Abstract: Contains the following type of materials: correspondence. Contains information pertaining to the following war and time period: Civil War -- Eastern Theater, Civil War -- Western Theater. Contains information pertaining to the following military units and organizations: 108th New York Infantry Regiment; 3rd Brigade, 2nd Division, II Corps; 57th New York Infantry Regiment; Quartermaster, 1st United States Veteran Volunteer Infantry Regiment; 15th Pennsylvania Cavalry Regiment; 22nd United States (U.S.) Colored Infantry Regiment. General description of the collection: The Hattie Burleigh papers include a collection of letters sent to civilian Hattie Burleigh in Laconia and East Sanbornton, New Hampshire. Letters describe Petersburg; Grand Review in Washington, D.C. (1865); Lee's surrender; Lincoln's assassination; and personal letters to and from members of Burleigh family in Boston and New Hampshire. Correspondents are Army officers. Letters with Hattie are affectionate.
Located at the Military History Institute in Carlisle, PA.

Cole, Jacob Henry. Under five commanders; or, a boy's experience with the Army of the Potomac, by Jacob H. Cole of the First New York fire zouaves and the Fifty-seventh New York volunteers. Paterson, N. J.: News print, co., 1906.

Conde, Samuel L. Civil War Miscellaneous Collection
(Lt's correspondence& official papers, Mar 31, 1862- Dec 29, 1864) 
Located at the Military History Institute in Carlisle, PA.

Evans, Seth G. Papers, 1861-1876.
Description: 170 items.
Abstract: Letters and a journal written by Evans relating to his service in the 57th New York Infantry chiefly describing camp life and troop movement with brief mention of battles; together with military documents including a copy of his military promotion, furloughs, honorable discharge, and a post-war photograph showing Evans in uniform with his captain's bars.
Cite As: Seth Gilbert Evans Papers, 1861-1876, Pearce Civil War Collection, Navarro College, Corsicana, Texas./ Finding aid online at:.

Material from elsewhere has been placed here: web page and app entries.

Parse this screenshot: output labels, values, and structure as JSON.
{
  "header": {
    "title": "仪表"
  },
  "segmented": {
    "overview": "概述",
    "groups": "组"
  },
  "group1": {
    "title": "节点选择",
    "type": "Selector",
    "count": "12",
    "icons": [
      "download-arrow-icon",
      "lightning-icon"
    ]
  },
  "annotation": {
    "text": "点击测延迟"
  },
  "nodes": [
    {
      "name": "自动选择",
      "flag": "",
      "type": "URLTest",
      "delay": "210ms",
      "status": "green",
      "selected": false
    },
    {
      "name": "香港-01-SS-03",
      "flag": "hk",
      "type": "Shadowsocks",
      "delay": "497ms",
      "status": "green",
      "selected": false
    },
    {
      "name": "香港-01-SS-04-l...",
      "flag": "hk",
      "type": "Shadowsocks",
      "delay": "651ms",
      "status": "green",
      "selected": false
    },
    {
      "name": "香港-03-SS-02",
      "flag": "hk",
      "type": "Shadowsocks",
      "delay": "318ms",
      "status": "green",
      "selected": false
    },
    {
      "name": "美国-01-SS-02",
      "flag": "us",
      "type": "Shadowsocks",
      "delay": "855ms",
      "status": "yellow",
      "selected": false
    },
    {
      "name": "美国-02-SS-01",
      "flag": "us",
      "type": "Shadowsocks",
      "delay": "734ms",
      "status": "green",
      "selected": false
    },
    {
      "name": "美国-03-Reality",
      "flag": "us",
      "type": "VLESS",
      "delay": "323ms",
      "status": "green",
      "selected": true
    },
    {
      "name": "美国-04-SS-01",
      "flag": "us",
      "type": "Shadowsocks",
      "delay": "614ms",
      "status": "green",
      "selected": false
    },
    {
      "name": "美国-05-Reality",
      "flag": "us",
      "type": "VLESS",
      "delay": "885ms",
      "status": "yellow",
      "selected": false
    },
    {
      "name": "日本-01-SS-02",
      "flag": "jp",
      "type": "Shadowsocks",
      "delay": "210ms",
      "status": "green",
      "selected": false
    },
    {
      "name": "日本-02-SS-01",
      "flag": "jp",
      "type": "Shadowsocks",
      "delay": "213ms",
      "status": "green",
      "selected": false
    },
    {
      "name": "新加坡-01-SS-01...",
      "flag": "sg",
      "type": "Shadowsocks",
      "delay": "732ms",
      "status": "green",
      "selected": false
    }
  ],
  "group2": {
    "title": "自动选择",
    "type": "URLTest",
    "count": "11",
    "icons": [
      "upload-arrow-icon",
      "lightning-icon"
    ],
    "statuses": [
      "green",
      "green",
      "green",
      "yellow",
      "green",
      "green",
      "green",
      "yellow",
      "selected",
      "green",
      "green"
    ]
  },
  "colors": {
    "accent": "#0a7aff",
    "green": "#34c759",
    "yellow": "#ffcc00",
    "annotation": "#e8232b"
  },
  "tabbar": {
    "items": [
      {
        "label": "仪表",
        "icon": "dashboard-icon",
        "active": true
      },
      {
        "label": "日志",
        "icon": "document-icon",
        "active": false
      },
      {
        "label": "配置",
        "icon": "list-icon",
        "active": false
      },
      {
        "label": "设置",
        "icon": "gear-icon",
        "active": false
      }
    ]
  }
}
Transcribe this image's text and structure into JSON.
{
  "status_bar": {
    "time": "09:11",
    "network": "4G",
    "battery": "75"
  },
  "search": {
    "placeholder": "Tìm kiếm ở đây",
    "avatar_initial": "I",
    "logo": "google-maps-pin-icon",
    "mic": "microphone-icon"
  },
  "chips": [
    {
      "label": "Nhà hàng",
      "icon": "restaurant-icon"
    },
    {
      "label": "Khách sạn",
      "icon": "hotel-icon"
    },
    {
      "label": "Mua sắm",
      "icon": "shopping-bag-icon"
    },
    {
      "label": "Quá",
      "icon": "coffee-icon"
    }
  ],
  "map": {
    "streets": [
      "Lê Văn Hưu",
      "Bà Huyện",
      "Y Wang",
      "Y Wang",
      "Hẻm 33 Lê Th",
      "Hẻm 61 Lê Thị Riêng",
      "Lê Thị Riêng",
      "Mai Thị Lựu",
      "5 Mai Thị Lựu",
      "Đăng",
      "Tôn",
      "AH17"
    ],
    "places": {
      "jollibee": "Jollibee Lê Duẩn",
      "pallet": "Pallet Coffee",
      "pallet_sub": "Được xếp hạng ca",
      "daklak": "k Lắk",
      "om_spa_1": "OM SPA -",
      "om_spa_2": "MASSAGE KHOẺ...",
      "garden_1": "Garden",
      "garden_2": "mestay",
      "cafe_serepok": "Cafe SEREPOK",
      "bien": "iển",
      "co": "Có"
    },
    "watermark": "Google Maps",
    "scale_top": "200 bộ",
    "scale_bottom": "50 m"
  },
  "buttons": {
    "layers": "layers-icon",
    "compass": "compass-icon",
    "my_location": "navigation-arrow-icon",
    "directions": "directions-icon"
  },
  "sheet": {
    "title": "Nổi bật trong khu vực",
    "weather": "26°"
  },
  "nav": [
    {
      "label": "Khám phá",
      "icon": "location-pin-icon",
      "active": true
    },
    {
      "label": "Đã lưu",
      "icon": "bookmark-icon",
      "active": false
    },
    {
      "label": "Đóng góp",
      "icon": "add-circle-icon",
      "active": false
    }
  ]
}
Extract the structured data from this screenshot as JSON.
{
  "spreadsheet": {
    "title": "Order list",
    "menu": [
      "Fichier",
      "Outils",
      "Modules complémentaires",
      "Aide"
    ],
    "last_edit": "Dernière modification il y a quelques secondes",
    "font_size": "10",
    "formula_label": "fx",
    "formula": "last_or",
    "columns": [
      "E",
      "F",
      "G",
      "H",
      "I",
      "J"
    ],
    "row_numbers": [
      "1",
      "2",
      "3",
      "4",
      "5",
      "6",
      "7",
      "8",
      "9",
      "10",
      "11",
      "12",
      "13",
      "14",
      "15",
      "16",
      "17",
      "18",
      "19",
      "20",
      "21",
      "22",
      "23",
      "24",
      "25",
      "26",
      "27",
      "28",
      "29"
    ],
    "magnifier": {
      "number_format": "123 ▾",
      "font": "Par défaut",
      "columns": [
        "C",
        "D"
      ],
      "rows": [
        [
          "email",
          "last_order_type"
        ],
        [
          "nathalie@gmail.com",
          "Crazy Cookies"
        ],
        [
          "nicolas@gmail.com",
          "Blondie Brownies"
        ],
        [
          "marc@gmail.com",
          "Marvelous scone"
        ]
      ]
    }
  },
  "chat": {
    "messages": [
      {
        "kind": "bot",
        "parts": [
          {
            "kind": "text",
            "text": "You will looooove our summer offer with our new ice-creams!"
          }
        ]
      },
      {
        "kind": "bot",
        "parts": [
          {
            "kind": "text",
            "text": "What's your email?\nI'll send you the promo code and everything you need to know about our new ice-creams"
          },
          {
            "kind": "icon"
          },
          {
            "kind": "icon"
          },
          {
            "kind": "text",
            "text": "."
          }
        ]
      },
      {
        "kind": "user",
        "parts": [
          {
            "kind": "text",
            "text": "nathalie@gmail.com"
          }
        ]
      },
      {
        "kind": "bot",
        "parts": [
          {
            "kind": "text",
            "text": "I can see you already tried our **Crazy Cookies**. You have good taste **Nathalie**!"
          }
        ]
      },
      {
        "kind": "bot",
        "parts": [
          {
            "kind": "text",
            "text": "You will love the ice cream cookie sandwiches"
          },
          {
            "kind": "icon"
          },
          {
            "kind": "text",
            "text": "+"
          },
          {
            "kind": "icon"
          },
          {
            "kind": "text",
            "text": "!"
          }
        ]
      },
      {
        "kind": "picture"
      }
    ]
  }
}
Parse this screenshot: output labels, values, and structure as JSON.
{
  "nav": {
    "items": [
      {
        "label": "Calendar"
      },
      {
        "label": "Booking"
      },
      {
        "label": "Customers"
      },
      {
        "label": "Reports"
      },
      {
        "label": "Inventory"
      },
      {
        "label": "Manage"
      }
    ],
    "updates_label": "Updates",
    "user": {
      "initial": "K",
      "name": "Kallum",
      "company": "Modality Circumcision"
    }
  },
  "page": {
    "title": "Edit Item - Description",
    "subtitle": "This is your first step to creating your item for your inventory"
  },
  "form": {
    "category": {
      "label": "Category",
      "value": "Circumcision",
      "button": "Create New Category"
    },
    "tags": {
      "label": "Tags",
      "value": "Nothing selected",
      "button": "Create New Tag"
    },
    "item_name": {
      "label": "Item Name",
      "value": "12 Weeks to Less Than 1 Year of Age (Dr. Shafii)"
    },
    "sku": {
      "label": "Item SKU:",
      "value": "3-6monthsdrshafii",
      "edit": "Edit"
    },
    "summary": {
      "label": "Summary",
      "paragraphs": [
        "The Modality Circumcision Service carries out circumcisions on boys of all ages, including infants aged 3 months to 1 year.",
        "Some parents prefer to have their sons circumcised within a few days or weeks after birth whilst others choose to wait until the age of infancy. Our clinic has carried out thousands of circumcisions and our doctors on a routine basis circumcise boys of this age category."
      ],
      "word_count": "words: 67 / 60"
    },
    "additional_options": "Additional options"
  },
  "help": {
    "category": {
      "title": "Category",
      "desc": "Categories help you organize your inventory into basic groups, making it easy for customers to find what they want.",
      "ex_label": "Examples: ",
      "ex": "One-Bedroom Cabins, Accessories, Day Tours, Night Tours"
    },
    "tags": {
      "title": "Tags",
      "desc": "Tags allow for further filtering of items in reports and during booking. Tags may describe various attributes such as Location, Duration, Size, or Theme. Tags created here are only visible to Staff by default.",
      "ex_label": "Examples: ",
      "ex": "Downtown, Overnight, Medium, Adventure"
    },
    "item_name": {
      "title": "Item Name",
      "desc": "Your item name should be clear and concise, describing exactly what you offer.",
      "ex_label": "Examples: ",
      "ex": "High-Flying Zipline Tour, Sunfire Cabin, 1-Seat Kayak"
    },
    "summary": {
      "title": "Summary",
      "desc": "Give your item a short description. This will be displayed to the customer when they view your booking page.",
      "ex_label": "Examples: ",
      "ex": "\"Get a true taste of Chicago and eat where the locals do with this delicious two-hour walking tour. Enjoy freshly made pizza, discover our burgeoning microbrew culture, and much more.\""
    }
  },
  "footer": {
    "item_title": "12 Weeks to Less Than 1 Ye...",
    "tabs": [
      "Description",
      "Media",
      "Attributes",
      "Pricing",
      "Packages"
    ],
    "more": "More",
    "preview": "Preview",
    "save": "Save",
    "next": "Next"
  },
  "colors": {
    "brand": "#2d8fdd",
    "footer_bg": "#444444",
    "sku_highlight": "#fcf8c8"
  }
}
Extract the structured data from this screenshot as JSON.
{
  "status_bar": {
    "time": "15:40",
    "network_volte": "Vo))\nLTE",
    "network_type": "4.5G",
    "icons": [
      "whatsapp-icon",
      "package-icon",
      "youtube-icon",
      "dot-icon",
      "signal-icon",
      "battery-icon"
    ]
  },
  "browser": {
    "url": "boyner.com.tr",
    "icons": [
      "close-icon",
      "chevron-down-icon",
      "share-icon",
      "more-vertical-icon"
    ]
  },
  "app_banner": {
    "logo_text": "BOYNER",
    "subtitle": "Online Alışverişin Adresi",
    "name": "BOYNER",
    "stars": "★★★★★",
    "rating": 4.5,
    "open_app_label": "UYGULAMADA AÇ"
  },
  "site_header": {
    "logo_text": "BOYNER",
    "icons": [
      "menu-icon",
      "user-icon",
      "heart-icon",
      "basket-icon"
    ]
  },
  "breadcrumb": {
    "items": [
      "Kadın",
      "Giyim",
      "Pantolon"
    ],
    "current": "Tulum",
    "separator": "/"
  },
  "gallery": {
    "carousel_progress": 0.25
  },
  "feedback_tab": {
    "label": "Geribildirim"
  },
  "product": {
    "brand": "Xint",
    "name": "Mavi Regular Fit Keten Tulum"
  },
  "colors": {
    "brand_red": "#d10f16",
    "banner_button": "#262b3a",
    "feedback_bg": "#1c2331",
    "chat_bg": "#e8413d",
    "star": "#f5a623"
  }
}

Favill, Josiah Marshall. The diary of a young officer serving with the armies of the United States during the War of the rebellion, by Josiah Marshall Favill, Adjutant, Captain, and Brevet Major 57th New York infantry, Brevet Lieutenant-Colonel and Colonel U.S. volunteers. Chicago: R. R. Donnelley & Sons co., 1909. Reprinted in 2000.

Frederick, Gilbert. The story of a Regiment, being a record of the military services of the Fifty-seventh New York state volunteer infantry in the War of the rebellion, 1861-1865. Chicago: Published by the Fifty-seventh veteran association, 1895.

Frederick, Gilbert. "Dedication of Monument. 57th Regiment Infantry." New York at Gettysburg, 407-426. October 6, 1889.

Frederick, Gilbert. Brake Collection 
(Capt's capsule hist of regt dated 1895) 
Located at the Military History Institute in Carlisle, PA.

Kirk, William A. Letters, 1864 May.
Description: 3 items
Abstract: Three holograph letters, all written to various sources in May 1864, regarding his promotion and command.
Preferred citation: Cite as: [Identification of item], William A. Kirk. Letters. Wyles SC 365, Department of Special Collections, Davidson Library, University of California, Santa Barbara.

Moore, Cornelius L. Cornie: the Civil War letters of Lt. Cornelius L. Moore, Co. I, 57th Regiment, New York State Volunteers. [Chattanooga, TN] G.C. Moore, Jr. 1989.

Potter William W. One Surgeon’s Private War: Doctor William W. Potter of the 57th New York. Edited by John M. Priest. Shippensburg, PA: White Mane Pub.,1996.

Smith, Perry. CWTIColl 
(Enlisted man's correspondence, Jan 29, 1862-Sep 18, 1864) 
Located at the Military History Institute in Carlisle, PA.


Unit bibliograhy from the Army Heritage Center

Items in the museum collection are in bold.